> **Exercise details**: A complete answer includes every line below with the word "print".

((

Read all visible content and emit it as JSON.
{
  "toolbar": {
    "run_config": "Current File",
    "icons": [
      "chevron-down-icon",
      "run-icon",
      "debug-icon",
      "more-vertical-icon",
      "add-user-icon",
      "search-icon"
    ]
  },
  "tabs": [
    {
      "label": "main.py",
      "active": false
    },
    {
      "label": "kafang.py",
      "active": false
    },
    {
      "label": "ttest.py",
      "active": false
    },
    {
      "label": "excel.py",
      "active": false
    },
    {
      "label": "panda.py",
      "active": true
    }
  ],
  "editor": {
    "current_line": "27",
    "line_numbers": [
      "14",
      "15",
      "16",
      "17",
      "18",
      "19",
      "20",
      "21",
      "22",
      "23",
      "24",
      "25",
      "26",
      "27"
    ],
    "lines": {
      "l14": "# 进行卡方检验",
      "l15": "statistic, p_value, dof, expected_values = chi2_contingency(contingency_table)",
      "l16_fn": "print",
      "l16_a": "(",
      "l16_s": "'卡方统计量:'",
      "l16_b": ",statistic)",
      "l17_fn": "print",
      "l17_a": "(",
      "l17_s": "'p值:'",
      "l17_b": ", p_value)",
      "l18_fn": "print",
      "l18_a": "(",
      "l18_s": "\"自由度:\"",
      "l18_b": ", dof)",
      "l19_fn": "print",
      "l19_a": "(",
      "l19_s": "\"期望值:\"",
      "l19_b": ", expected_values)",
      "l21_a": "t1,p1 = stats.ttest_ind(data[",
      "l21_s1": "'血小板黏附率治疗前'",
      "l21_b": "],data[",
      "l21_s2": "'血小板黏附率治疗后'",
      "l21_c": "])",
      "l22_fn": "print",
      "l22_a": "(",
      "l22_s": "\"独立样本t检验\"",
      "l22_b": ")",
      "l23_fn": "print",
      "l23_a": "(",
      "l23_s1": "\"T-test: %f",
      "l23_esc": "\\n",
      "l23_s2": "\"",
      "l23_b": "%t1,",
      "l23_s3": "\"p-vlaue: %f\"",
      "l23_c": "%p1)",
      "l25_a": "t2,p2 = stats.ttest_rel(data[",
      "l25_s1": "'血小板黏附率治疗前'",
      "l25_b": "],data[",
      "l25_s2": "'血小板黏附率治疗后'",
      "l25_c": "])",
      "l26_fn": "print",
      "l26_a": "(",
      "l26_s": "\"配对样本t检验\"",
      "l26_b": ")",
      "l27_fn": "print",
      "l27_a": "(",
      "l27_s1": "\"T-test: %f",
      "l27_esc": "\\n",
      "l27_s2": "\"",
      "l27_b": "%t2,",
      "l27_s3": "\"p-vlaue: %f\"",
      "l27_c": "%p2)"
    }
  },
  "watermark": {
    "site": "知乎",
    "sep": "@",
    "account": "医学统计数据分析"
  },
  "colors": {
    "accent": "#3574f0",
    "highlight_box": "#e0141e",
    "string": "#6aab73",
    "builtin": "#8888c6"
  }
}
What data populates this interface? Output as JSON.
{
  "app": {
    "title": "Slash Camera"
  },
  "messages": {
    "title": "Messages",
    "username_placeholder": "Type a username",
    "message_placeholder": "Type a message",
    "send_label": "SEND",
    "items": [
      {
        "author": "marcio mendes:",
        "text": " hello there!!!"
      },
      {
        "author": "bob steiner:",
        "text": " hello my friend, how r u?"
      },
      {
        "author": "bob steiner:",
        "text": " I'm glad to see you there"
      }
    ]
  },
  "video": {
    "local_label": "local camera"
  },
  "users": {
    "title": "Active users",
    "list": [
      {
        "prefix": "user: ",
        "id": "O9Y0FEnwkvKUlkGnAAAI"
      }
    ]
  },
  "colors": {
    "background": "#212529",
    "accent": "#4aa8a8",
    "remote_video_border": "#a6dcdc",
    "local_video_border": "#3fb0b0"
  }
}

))

> **Result for this task**:
      "l16_fn": "print",
      "l17_fn": "print",
      "l18_fn": "print",
      "l19_fn": "print",
      "l22_fn": "print",
      "l23_fn": "print",
      "l26_fn": "print",
      "l27_fn": "print",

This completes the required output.